(WORK ORDER):
From the entries below, please gather each line containing the string "width".

(DATASET RECORDS):
· · ·

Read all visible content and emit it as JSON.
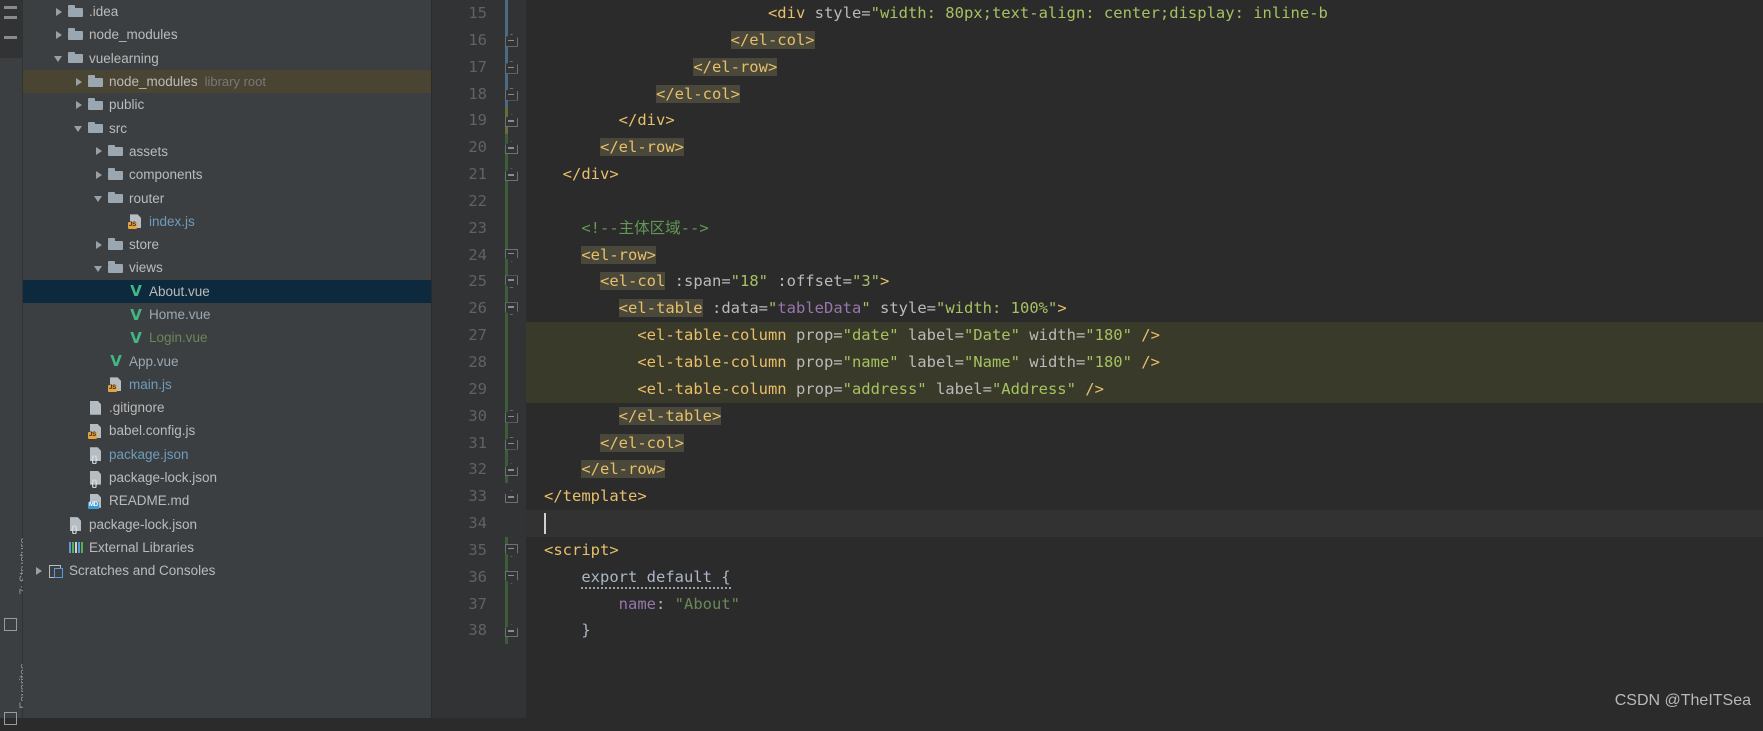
{
  "window": {
    "theme_background": "#3c3f41",
    "editor_background": "#2b2b2b",
    "accent_selection": "#0d293e",
    "accent_library_highlight": "#4a4433"
  },
  "tool_strip": {
    "labels": {
      "structure": "7: Structure",
      "favorites": "Favorites"
    }
  },
  "project_tree": {
    "items": [
      {
        "label": ".idea",
        "sublabel": "",
        "indent": 1,
        "twisty": "right",
        "icon": "folder-icon",
        "color": "default",
        "state": "normal"
      },
      {
        "label": "node_modules",
        "sublabel": "",
        "indent": 1,
        "twisty": "right",
        "icon": "folder-icon",
        "color": "default",
        "state": "normal"
      },
      {
        "label": "vuelearning",
        "sublabel": "",
        "indent": 1,
        "twisty": "down",
        "icon": "folder-icon",
        "color": "default",
        "state": "normal"
      },
      {
        "label": "node_modules",
        "sublabel": "library root",
        "indent": 2,
        "twisty": "right",
        "icon": "folder-icon",
        "color": "default",
        "state": "library"
      },
      {
        "label": "public",
        "sublabel": "",
        "indent": 2,
        "twisty": "right",
        "icon": "folder-icon",
        "color": "default",
        "state": "normal"
      },
      {
        "label": "src",
        "sublabel": "",
        "indent": 2,
        "twisty": "down",
        "icon": "folder-icon",
        "color": "default",
        "state": "normal"
      },
      {
        "label": "assets",
        "sublabel": "",
        "indent": 3,
        "twisty": "right",
        "icon": "folder-icon",
        "color": "default",
        "state": "normal"
      },
      {
        "label": "components",
        "sublabel": "",
        "indent": 3,
        "twisty": "right",
        "icon": "folder-icon",
        "color": "default",
        "state": "normal"
      },
      {
        "label": "router",
        "sublabel": "",
        "indent": 3,
        "twisty": "down",
        "icon": "folder-icon",
        "color": "default",
        "state": "normal"
      },
      {
        "label": "index.js",
        "sublabel": "",
        "indent": 4,
        "twisty": "none",
        "icon": "js-file-icon",
        "color": "blue",
        "state": "normal"
      },
      {
        "label": "store",
        "sublabel": "",
        "indent": 3,
        "twisty": "right",
        "icon": "folder-icon",
        "color": "default",
        "state": "normal"
      },
      {
        "label": "views",
        "sublabel": "",
        "indent": 3,
        "twisty": "down",
        "icon": "folder-icon",
        "color": "default",
        "state": "normal"
      },
      {
        "label": "About.vue",
        "sublabel": "",
        "indent": 4,
        "twisty": "none",
        "icon": "vue-file-icon",
        "color": "teal",
        "state": "selected"
      },
      {
        "label": "Home.vue",
        "sublabel": "",
        "indent": 4,
        "twisty": "none",
        "icon": "vue-file-icon",
        "color": "teal",
        "state": "normal"
      },
      {
        "label": "Login.vue",
        "sublabel": "",
        "indent": 4,
        "twisty": "none",
        "icon": "vue-file-icon",
        "color": "green",
        "state": "normal"
      },
      {
        "label": "App.vue",
        "sublabel": "",
        "indent": 3,
        "twisty": "none",
        "icon": "vue-file-icon",
        "color": "teal",
        "state": "normal"
      },
      {
        "label": "main.js",
        "sublabel": "",
        "indent": 3,
        "twisty": "none",
        "icon": "js-file-icon",
        "color": "blue",
        "state": "normal"
      },
      {
        "label": ".gitignore",
        "sublabel": "",
        "indent": 2,
        "twisty": "none",
        "icon": "file-icon",
        "color": "default",
        "state": "normal"
      },
      {
        "label": "babel.config.js",
        "sublabel": "",
        "indent": 2,
        "twisty": "none",
        "icon": "js-file-icon",
        "color": "default",
        "state": "normal"
      },
      {
        "label": "package.json",
        "sublabel": "",
        "indent": 2,
        "twisty": "none",
        "icon": "json-file-icon",
        "color": "blue",
        "state": "normal"
      },
      {
        "label": "package-lock.json",
        "sublabel": "",
        "indent": 2,
        "twisty": "none",
        "icon": "json-file-icon",
        "color": "default",
        "state": "normal"
      },
      {
        "label": "README.md",
        "sublabel": "",
        "indent": 2,
        "twisty": "none",
        "icon": "md-file-icon",
        "color": "default",
        "state": "normal"
      },
      {
        "label": "package-lock.json",
        "sublabel": "",
        "indent": 1,
        "twisty": "none",
        "icon": "json-file-icon",
        "color": "default",
        "state": "normal"
      },
      {
        "label": "External Libraries",
        "sublabel": "",
        "indent": 1,
        "twisty": "none",
        "icon": "libraries-icon",
        "color": "default",
        "state": "normal"
      },
      {
        "label": "Scratches and Consoles",
        "sublabel": "",
        "indent": 0,
        "twisty": "right",
        "icon": "scratches-icon",
        "color": "default",
        "state": "normal"
      }
    ]
  },
  "editor": {
    "first_line_number": 15,
    "current_line": 34,
    "caret_line": 34,
    "lines": [
      {
        "no": 15,
        "fold": "none",
        "rail": "blue",
        "tokens": [
          {
            "t": "                        ",
            "c": "plain"
          },
          {
            "t": "<div",
            "c": "tag"
          },
          {
            "t": " style=",
            "c": "attr"
          },
          {
            "t": "\"width: 80px;text-align: center;display: inline-b",
            "c": "str"
          }
        ]
      },
      {
        "no": 16,
        "fold": "down",
        "rail": "blue",
        "tokens": [
          {
            "t": "                    ",
            "c": "plain"
          },
          {
            "t": "</el-col>",
            "c": "tag",
            "hl": true
          }
        ]
      },
      {
        "no": 17,
        "fold": "down",
        "rail": "blue",
        "tokens": [
          {
            "t": "                ",
            "c": "plain"
          },
          {
            "t": "</el-row>",
            "c": "tag",
            "hl": true
          }
        ]
      },
      {
        "no": 18,
        "fold": "down",
        "rail": "blue",
        "tokens": [
          {
            "t": "            ",
            "c": "plain"
          },
          {
            "t": "</el-col>",
            "c": "tag",
            "hl": true
          }
        ]
      },
      {
        "no": 19,
        "fold": "down",
        "rail": "olive",
        "tokens": [
          {
            "t": "        ",
            "c": "plain"
          },
          {
            "t": "</div>",
            "c": "tag"
          }
        ]
      },
      {
        "no": 20,
        "fold": "down",
        "rail": "green",
        "tokens": [
          {
            "t": "      ",
            "c": "plain"
          },
          {
            "t": "</el-row>",
            "c": "tag",
            "hl": true
          }
        ]
      },
      {
        "no": 21,
        "fold": "down",
        "rail": "green",
        "tokens": [
          {
            "t": "  ",
            "c": "plain"
          },
          {
            "t": "</div>",
            "c": "tag"
          }
        ]
      },
      {
        "no": 22,
        "fold": "none",
        "rail": "green",
        "tokens": []
      },
      {
        "no": 23,
        "fold": "none",
        "rail": "green",
        "tokens": [
          {
            "t": "    ",
            "c": "plain"
          },
          {
            "t": "<!--主体区域-->",
            "c": "cmt"
          }
        ]
      },
      {
        "no": 24,
        "fold": "up",
        "rail": "green",
        "tokens": [
          {
            "t": "    ",
            "c": "plain"
          },
          {
            "t": "<el-row>",
            "c": "tag",
            "hl": true
          }
        ]
      },
      {
        "no": 25,
        "fold": "up",
        "rail": "green",
        "tokens": [
          {
            "t": "      ",
            "c": "plain"
          },
          {
            "t": "<el-col",
            "c": "tag",
            "hl": true
          },
          {
            "t": " :span=",
            "c": "attr"
          },
          {
            "t": "\"18\"",
            "c": "str"
          },
          {
            "t": " :offset=",
            "c": "attr"
          },
          {
            "t": "\"3\"",
            "c": "str"
          },
          {
            "t": ">",
            "c": "tag"
          }
        ]
      },
      {
        "no": 26,
        "fold": "up",
        "rail": "green",
        "tokens": [
          {
            "t": "        ",
            "c": "plain"
          },
          {
            "t": "<el-table",
            "c": "tag",
            "hl": true
          },
          {
            "t": " :data=",
            "c": "attr"
          },
          {
            "t": "\"",
            "c": "str"
          },
          {
            "t": "tableData",
            "c": "expr"
          },
          {
            "t": "\"",
            "c": "str"
          },
          {
            "t": " style=",
            "c": "attr"
          },
          {
            "t": "\"width: 100%\"",
            "c": "str"
          },
          {
            "t": ">",
            "c": "tag"
          }
        ]
      },
      {
        "no": 27,
        "fold": "none",
        "rail": "green",
        "hl_full": true,
        "tokens": [
          {
            "t": "          ",
            "c": "plain"
          },
          {
            "t": "<el-table-column",
            "c": "tag"
          },
          {
            "t": " prop=",
            "c": "attr"
          },
          {
            "t": "\"date\"",
            "c": "str"
          },
          {
            "t": " label=",
            "c": "attr"
          },
          {
            "t": "\"Date\"",
            "c": "str"
          },
          {
            "t": " width=",
            "c": "attr"
          },
          {
            "t": "\"180\"",
            "c": "str"
          },
          {
            "t": " />",
            "c": "tag"
          }
        ]
      },
      {
        "no": 28,
        "fold": "none",
        "rail": "green",
        "hl_full": true,
        "tokens": [
          {
            "t": "          ",
            "c": "plain"
          },
          {
            "t": "<el-table-column",
            "c": "tag"
          },
          {
            "t": " prop=",
            "c": "attr"
          },
          {
            "t": "\"name\"",
            "c": "str"
          },
          {
            "t": " label=",
            "c": "attr"
          },
          {
            "t": "\"Name\"",
            "c": "str"
          },
          {
            "t": " width=",
            "c": "attr"
          },
          {
            "t": "\"180\"",
            "c": "str"
          },
          {
            "t": " />",
            "c": "tag"
          }
        ]
      },
      {
        "no": 29,
        "fold": "none",
        "rail": "green",
        "hl_full": true,
        "tokens": [
          {
            "t": "          ",
            "c": "plain"
          },
          {
            "t": "<el-table-column",
            "c": "tag"
          },
          {
            "t": " prop=",
            "c": "attr"
          },
          {
            "t": "\"address\"",
            "c": "str"
          },
          {
            "t": " label=",
            "c": "attr"
          },
          {
            "t": "\"Address\"",
            "c": "str"
          },
          {
            "t": " />",
            "c": "tag"
          }
        ]
      },
      {
        "no": 30,
        "fold": "down",
        "rail": "green",
        "tokens": [
          {
            "t": "        ",
            "c": "plain"
          },
          {
            "t": "</el-table>",
            "c": "tag",
            "hl": true
          }
        ]
      },
      {
        "no": 31,
        "fold": "down",
        "rail": "green",
        "tokens": [
          {
            "t": "      ",
            "c": "plain"
          },
          {
            "t": "</el-col>",
            "c": "tag",
            "hl": true
          }
        ]
      },
      {
        "no": 32,
        "fold": "down",
        "rail": "green",
        "tokens": [
          {
            "t": "    ",
            "c": "plain"
          },
          {
            "t": "</el-row>",
            "c": "tag",
            "hl": true
          }
        ]
      },
      {
        "no": 33,
        "fold": "down",
        "rail": "none",
        "tokens": [
          {
            "t": "</template>",
            "c": "tag"
          }
        ]
      },
      {
        "no": 34,
        "fold": "none",
        "rail": "none",
        "current": true,
        "tokens": []
      },
      {
        "no": 35,
        "fold": "up",
        "rail": "green",
        "tokens": [
          {
            "t": "<script>",
            "c": "tag"
          }
        ]
      },
      {
        "no": 36,
        "fold": "up",
        "rail": "green",
        "tokens": [
          {
            "t": "    ",
            "c": "plain"
          },
          {
            "t": "export default {",
            "c": "plain",
            "squiggle": true
          }
        ]
      },
      {
        "no": 37,
        "fold": "none",
        "rail": "green",
        "tokens": [
          {
            "t": "        ",
            "c": "plain"
          },
          {
            "t": "name",
            "c": "expr"
          },
          {
            "t": ": ",
            "c": "plain"
          },
          {
            "t": "\"About\"",
            "c": "strv"
          }
        ]
      },
      {
        "no": 38,
        "fold": "down",
        "rail": "green",
        "tokens": [
          {
            "t": "    ",
            "c": "plain"
          },
          {
            "t": "}",
            "c": "plain"
          }
        ]
      }
    ]
  },
  "watermark": {
    "text": "CSDN @TheITSea"
  }
}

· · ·

(WRITTEN SOLUTION):
            "t": "\"width: 80px;text-align: center;display: inline-b",
            "t": "\"width: 100%\"",
            "t": " width=",
            "t": " width=",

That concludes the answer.